Current antipsychotic treatments work primarily by inhibiting D2 dopamine receptors and are often used by physicians to address a wide range of disorders in addition to schizophrenia, including bipolar disorder and psychotic depression, as well as psychosis and agitation in elderly patients with dementia. These treatments are approved for the treatment of positive symptoms of schizophrenia, such as hallucinations and delusions, but there are no approved therapies for the treatment of negative and cognitive symptoms of schizophrenia.
We believe there is a substantial need for a new antipsychotic drug that has an improved efficacy and side effect profile, and for a drug that can treat the negative and cognitive symptoms of the disease.

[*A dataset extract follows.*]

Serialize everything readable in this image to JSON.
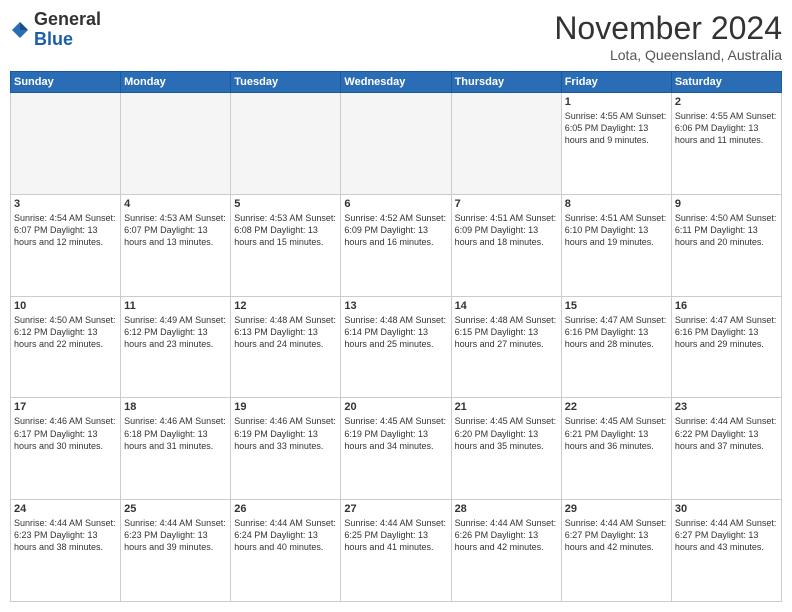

Karuna is conducting a Phase 2 trial of our lead product candidate, KarXT, in schizophrenia patients experiencing acute psychosis. Top line data is expected by the end of 2019.
A phase 1b study of KarXT for the treatment of the cognitive symptoms of schizophrenia is expected to begin in 2020.
A phase 1b study of KarXT for the treatment of the negative symptoms of schizophrenia is also expected to begin in 2020.
THE NEED - ALZHEIMER’S DISEASE
There are currently no approved medicines for treatment of psychosis in Alzheimer’s patients. While diagnostic criteria for AD mostly focus on the associated cognitive deficits, it is often the psychotic and behavioral symptoms that are most troublesome for caregivers and lead to poor quality of life for patients. Despite black box warnings for increased morbidity and mortality and lack or regulatory approval for use in Alzheimer’s, current antipsychotics are often prescribed to address Alzheimer’s disease psychosis.
According to the Alzheimer’s Association, 5.7 million people in the United States are living with AD and it is currently the fifth leading cause of death in people 65 years of age or older. Alzheimer’s disease is the most common cause of dementia among older adults and it has been estimated that 50 million people worldwide are living with AD and other forms of dementia. This number is expected to increase to 82 million by 2030 and to 152 million by 2050. Published studies have suggested that approximately 50% of patients with AD develop psychosis at some point during the course of their disease, commonly consisting of hallucinations, delusions and troublesome behavioral symptoms such as agitation. The diagnosis of AD psychosis is also associated with more rapid cognitive and functional decline and often requires institutionalization.
Karuna will commence a Phase 1b clinical trial to assess the safety and tolerability of KarXT in elderly volunteers in the second half of 2019.
THE NEED - PAIN
Reducing or eliminating the use of opioids for the treatment of pain is a major public health need. There is significant preclinical animal model data to support the use of muscarinic agonists, including xanomeline, for the treatment of pain. Confirmatory experiments demonstrated that the action of xanomeline in these pain models is attributable to its stimulation of M1 and M4 muscarinic receptors in the CNS and importantly, these studies also showed that opiate receptors do not mediate the analgesic actions of xanomeline.